In this true-life tale about Peter Pan creator J.M. Barrie, Depp gave one of his most charming performances. He is incredibly likeable as the playwright who befriends the Llewelyn Davies family, the people who became the inspiration for his most famous creation. His scenes with Freddie Highmore are particularly moving but the film as a whole is a warm and touching delight.
This might not be a completely accurate version of events but it still earned seven Oscar nominations. Depp was one of the people up for an award but the Oscar eventually went to Jamie Foxx for his portrayal of Ray Charles.

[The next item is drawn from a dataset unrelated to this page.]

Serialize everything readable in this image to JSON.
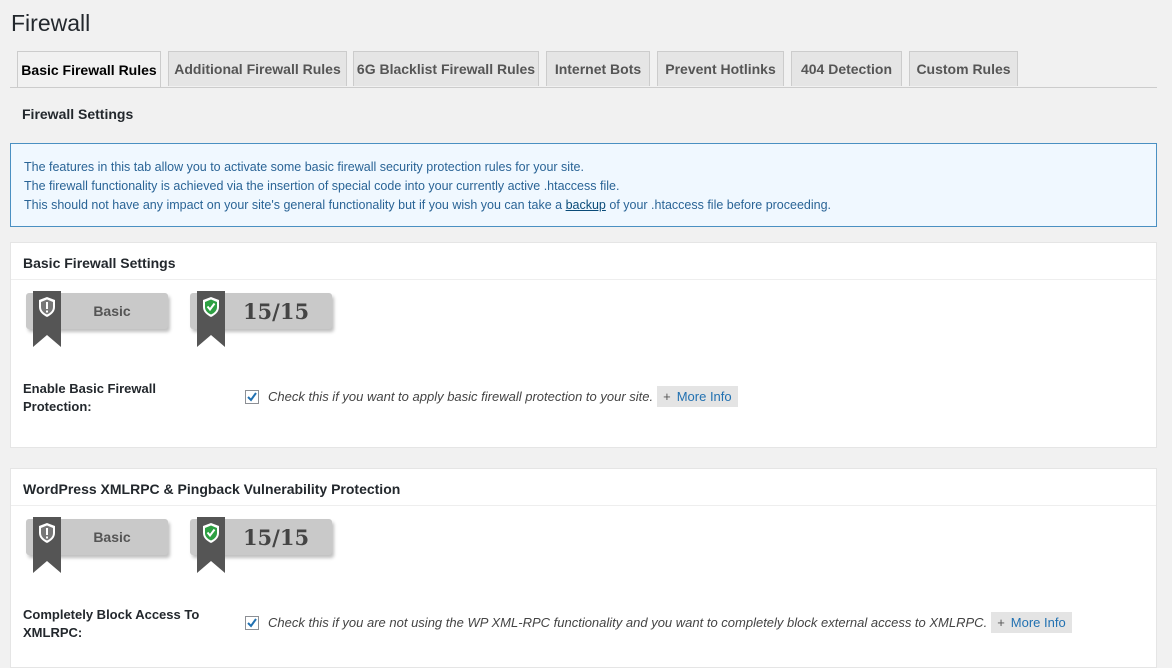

While Foxx arguably deserved to take the gold statuette home, it was a shame that Depp was overlooked, as his gentle, playful performance as Barrie still stands as one of the best of his career.
Sweeney Todd: The Demon Barber of Fleet Street (2007)
Going to the barber is always a risk but while you might not always get the haircut you want, at least you come out with your throat intact. Well, unless your barber is Sweeny Todd that is! Not only will you get a nasty cut from the sharp end of his blade, but you’ll likely end up as pie filling too!
Thankfully, Todd is long since dead but Depp successfully managed to bring him back to life for this screen adaptation of the Broadway musical.
While Depp is largely known for being an actor, he does have a musical background too, so it wasn’t a complete surprise when he was cast as the throat-cutting barber.
He earned his third Oscar nomination for his exuberant and macabre performance but once again, he failed to win. Daniel Day-Lewis won for There Will Be Blood, which is kind of ironic, as there was a lot more blood flying around in Tim Burton’s gruesomely grotesque musical.
Black Mass (2015)
In his long and varied career, Depp has mostly played hero types so it’s little wonder that he took the opportunity to change his image and play a real-life mobster in this masterful crime drama.
The actor plays James “Whitey” Bulger, a violent criminal who worked within South Boston, who later became an FBI informant to take down a rival Mafia family that was encroaching on his turf.
Depp is almost unrecognisable here. His movie-star looks have been replaced with a mask of prosthetics but while the makeup does much to make his character look sinister, he is still able to channel Bulger’s quiet malice with his chilling performance.
After a string of flops, including Transcendence and Mortdecai, this was was the film Depp needed to make the world stand up and take notice of him again.